The scenes of jubilation on the streets after the results were released Friday gave way to a calm but buoyant mood in the capital Banjul.
The scenes of jubilation on the streets after the results were released Friday gave way to a calm but buoyant mood in the capital Banjul as horsetrading got under way behind closed doors.
Barrow was to meet with the seven opposition party leaders and one independent who make up the coalition team that propelled him to power on Thursday.
He will then hold talks with Ibn Chambas, the UN's representative for west Africa, as expectation grows that he will put together for a reform-led administration which will reverse some the Jammeh regime's policies that have isolated The Gambia internationally.
Barrow has pledged to rejoin the International Criminal Court and the Commonwealth, both institutions which Jammeh railed against and withdrew the country from, to the dismay of many.

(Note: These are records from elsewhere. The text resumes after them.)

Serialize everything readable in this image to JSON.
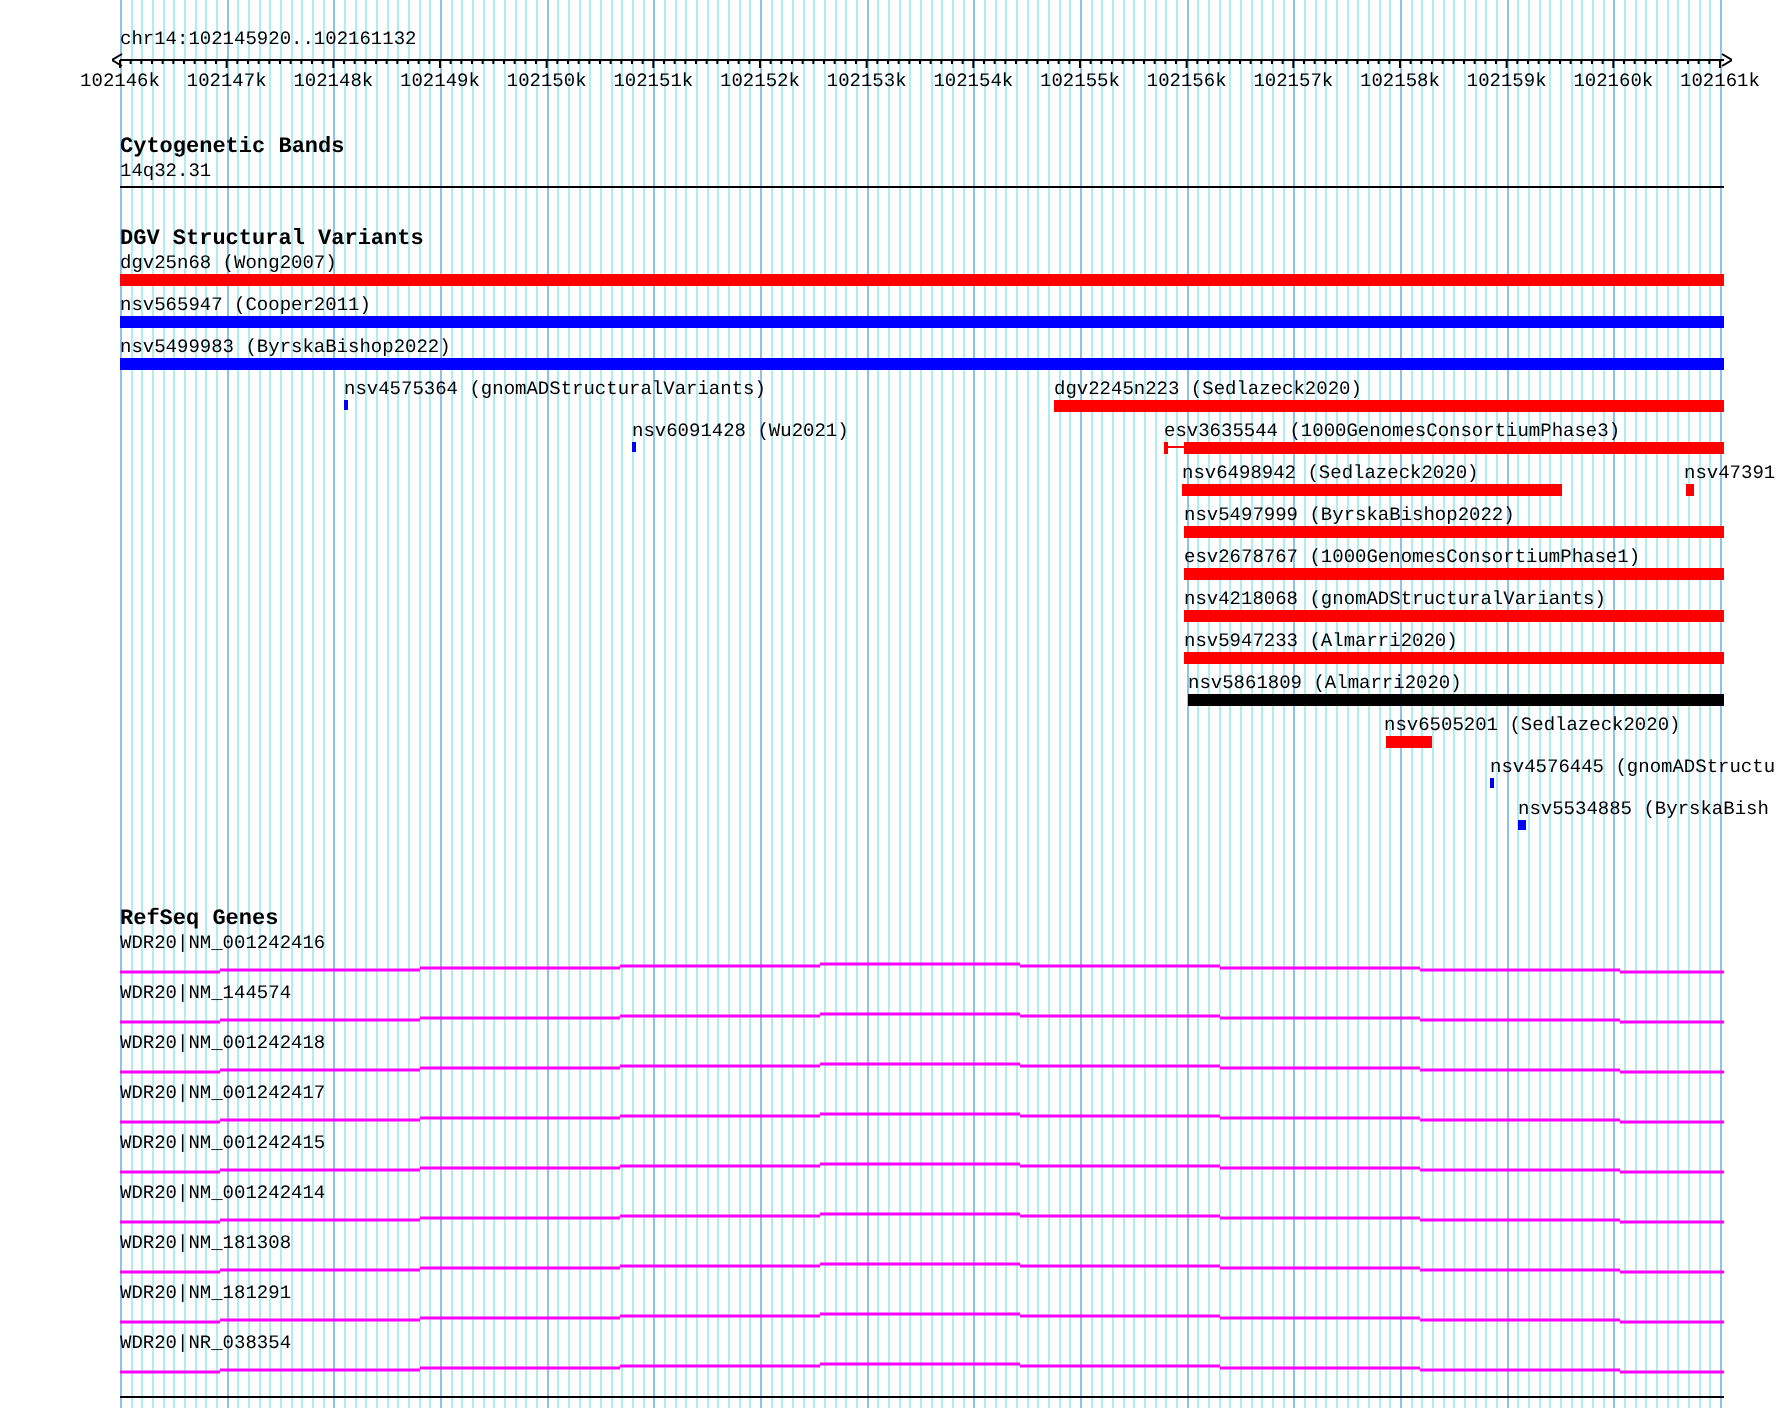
{
  "ruler": {
    "position": "chr14:102145920..102161132",
    "ticks": [
      "102146k",
      "102147k",
      "102148k",
      "102149k",
      "102150k",
      "102151k",
      "102152k",
      "102153k",
      "102154k",
      "102155k",
      "102156k",
      "102157k",
      "102158k",
      "102159k",
      "102160k",
      "102161k"
    ]
  },
  "tracks": [
    {
      "kind": "bands",
      "title": "Cytogenetic Bands",
      "bands": [
        {
          "label": "14q32.31"
        }
      ]
    },
    {
      "kind": "variants",
      "title": "DGV Structural Variants",
      "features": [
        {
          "label": "dgv25n68 (Wong2007)",
          "color": "#ff0000"
        },
        {
          "label": "nsv565947 (Cooper2011)",
          "color": "#0000ff"
        },
        {
          "label": "nsv5499983 (ByrskaBishop2022)",
          "color": "#0000ff"
        },
        {
          "label": "nsv4575364 (gnomADStructuralVariants)",
          "color": "#0000ff"
        },
        {
          "label": "dgv2245n223 (Sedlazeck2020)",
          "color": "#ff0000"
        },
        {
          "label": "nsv6091428 (Wu2021)",
          "color": "#0000ff"
        },
        {
          "label": "esv3635544 (1000GenomesConsortiumPhase3)",
          "color": "#ff0000"
        },
        {
          "label": "nsv6498942 (Sedlazeck2020)",
          "color": "#ff0000"
        },
        {
          "label": "nsv47391",
          "color": "#ff0000"
        },
        {
          "label": "nsv5497999 (ByrskaBishop2022)",
          "color": "#ff0000"
        },
        {
          "label": "esv2678767 (1000GenomesConsortiumPhase1)",
          "color": "#ff0000"
        },
        {
          "label": "nsv4218068 (gnomADStructuralVariants)",
          "color": "#ff0000"
        },
        {
          "label": "nsv5947233 (Almarri2020)",
          "color": "#ff0000"
        },
        {
          "label": "nsv5861809 (Almarri2020)",
          "color": "#000000"
        },
        {
          "label": "nsv6505201 (Sedlazeck2020)",
          "color": "#ff0000"
        },
        {
          "label": "nsv4576445 (gnomADStructu",
          "color": "#0000ff"
        },
        {
          "label": "nsv5534885 (ByrskaBish",
          "color": "#0000ff"
        }
      ]
    },
    {
      "kind": "genes",
      "title": "RefSeq Genes",
      "features": [
        {
          "label": "WDR20|NM_001242416"
        },
        {
          "label": "WDR20|NM_144574"
        },
        {
          "label": "WDR20|NM_001242418"
        },
        {
          "label": "WDR20|NM_001242417"
        },
        {
          "label": "WDR20|NM_001242415"
        },
        {
          "label": "WDR20|NM_001242414"
        },
        {
          "label": "WDR20|NM_181308"
        },
        {
          "label": "WDR20|NM_181291"
        },
        {
          "label": "WDR20|NR_038354"
        }
      ]
    }
  ]
}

Jammeh has 60 days to leave office, according to the constitution, but has promised Barrow will take over in January.
The strongman's whereabouts are currently unknown after Gambian television broadcast an unexpected statement to the nation promising to step down in line with voters' wishes.
Jammeh congratulated Barrow late Friday for his "clear victory" in a jovial conversation that saw him joking about becoming a farmer in his hometown, with the exchange caught on film and broadcast.
It was a shock for many to see the strongman, who had promised to bury critics "nine feet deep" and whose regime has prosecuted peaceful protesters, calmly accept defeat.
After late-night victory parties held by many Gambians to celebrate Jammeh's departure after Barrow swept 45 percent of the vote in Thursday's election, life was returning to normal.
Sulayman Drammeh, a dock worker, summed up the mood: "We are very happy. Twenty-two years is enough," he told AFP at a Banjul market.
"That's why Africa has a problem -- if you come to power, you don't want to move. We are all Gambians, so let's come together to work," Drammeh added.
The coalition will govern for three years with Barrow as its figurehead, after which elections will be held and he will step down in line with a memorandum signed by all the parties involved.
Greeting UN officials and working with the European Union on development plans will be a completely new experience for Barrow, a political novice who until Friday had never held office or even held a senior role within a political party.
So far, the international community appears keen to work with the new administration after what diplomats have characterised as Jammeh's provocative statements, disregard for protocol and tendency to change his mind without warning.
The White House, UN, African Union and regional body ECOWAS have all hailed Jammeh's respectful acceptance of the result and pledge to leave office.